Developer Scarborough International Properties is testing the strength of the out-of-town rental market after unveiling its first speculative office building since the height of the financial crisis.
The company, led by founder and chairman Kevin McCabe, has built a 31,650 sq ft ‘headquarters’ office building which sits prominently at the gateway to Thorpe Park Leeds overlooking the M1 at Junction 46.
It is the first of a total 940,000 sq ft of new business space planned at the business park where planning consent is secured for a further 1.35 million sq ft of office, leisure and retail development.
Plans include a 300,000 sq ft shopping and leisure park with cinema, 300 new homes, further leisure and hotel space and 140 acres of parkland and sports facilities.
Mr McCabe said the building was a prototype to show companies what else could be built within the second phase of the business park.
Delivery of the next phase follows a £162m investment by Legal & General Capital as joint development partner last year.
Gordon Aitchison, director of investment and development at Legal and General Investment Management Real Assets, said: “One of the things that has held back business park development is that the rents are low and there is no money to upgrade and add new amenities. To have all that on your doorstep is unique.”
Mr McCabe said the office, known as Paradigm, will set a new benchmark for rents away from the city centre. Thorpe Park is also targeting upmarket brands and has already signed up a number of names, some new to the north of England, which will be announced over the next few weeks.
He added: “I don’t think you can find direct competition to what we’re doing here on a community business park in the Leeds area. We’re in an unusual position here of being way in advance of anyone who wants to do anything similar.”
Earlier this week, Leeds City Council, which remained supportive of Thorpe Park during the recession as Scarborough International looked to revive the site, confirmed that a new railway station would be built at the site, providing an integral part of the infrastructure that will connect the business park to Leeds city centre.

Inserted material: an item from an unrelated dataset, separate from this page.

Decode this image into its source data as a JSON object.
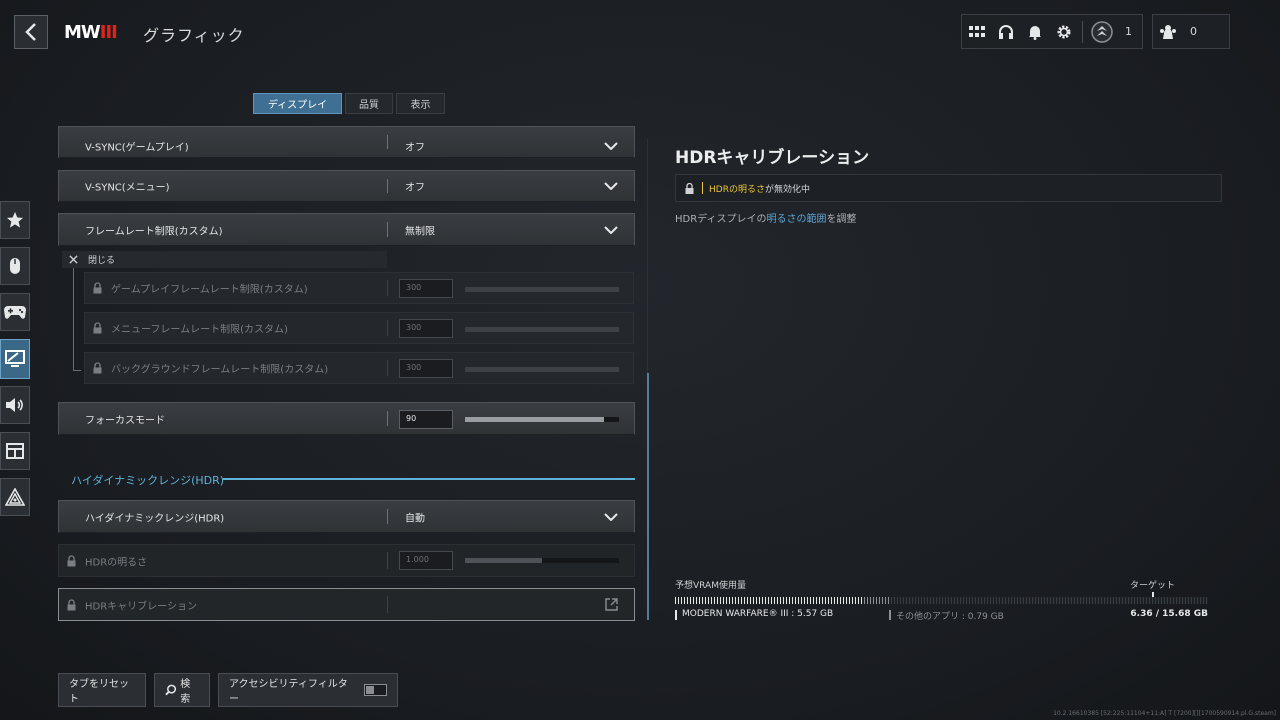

“As a developer or an investor, the new train station will make Thorpe Park ever more appealing and ever more valuable,” said Mr McCabe.
Mr McCabe said that Brexit has not had an impact on occupier demand and that the Northern Powerhouse brand is gaining traction in the Far East with investors keen to put their money in places like Leeds and Sheffield.
“I travel quite a bit to the Far East and the northern powerhouse branding seems to have struck home,” he said.
“The Government last year inviting president Xi Jinping to Manchester and the availability of flights has spread the word that the northern powerhouse is the place to be.
“Because investors can get round Manchester, Leeds and Sheffield in one day, they can see it on a map and it is appealing.”
The north of England is also benefiting from investors who are shying away from uncertainty in Scotland, he said.
“Politically, because Scotland is still threatening not to be part of the UK, it is starving itself of investment,” he added.
“There is less for the institutional investors to look at because they’ve crossed Scotland off the map for the moment.”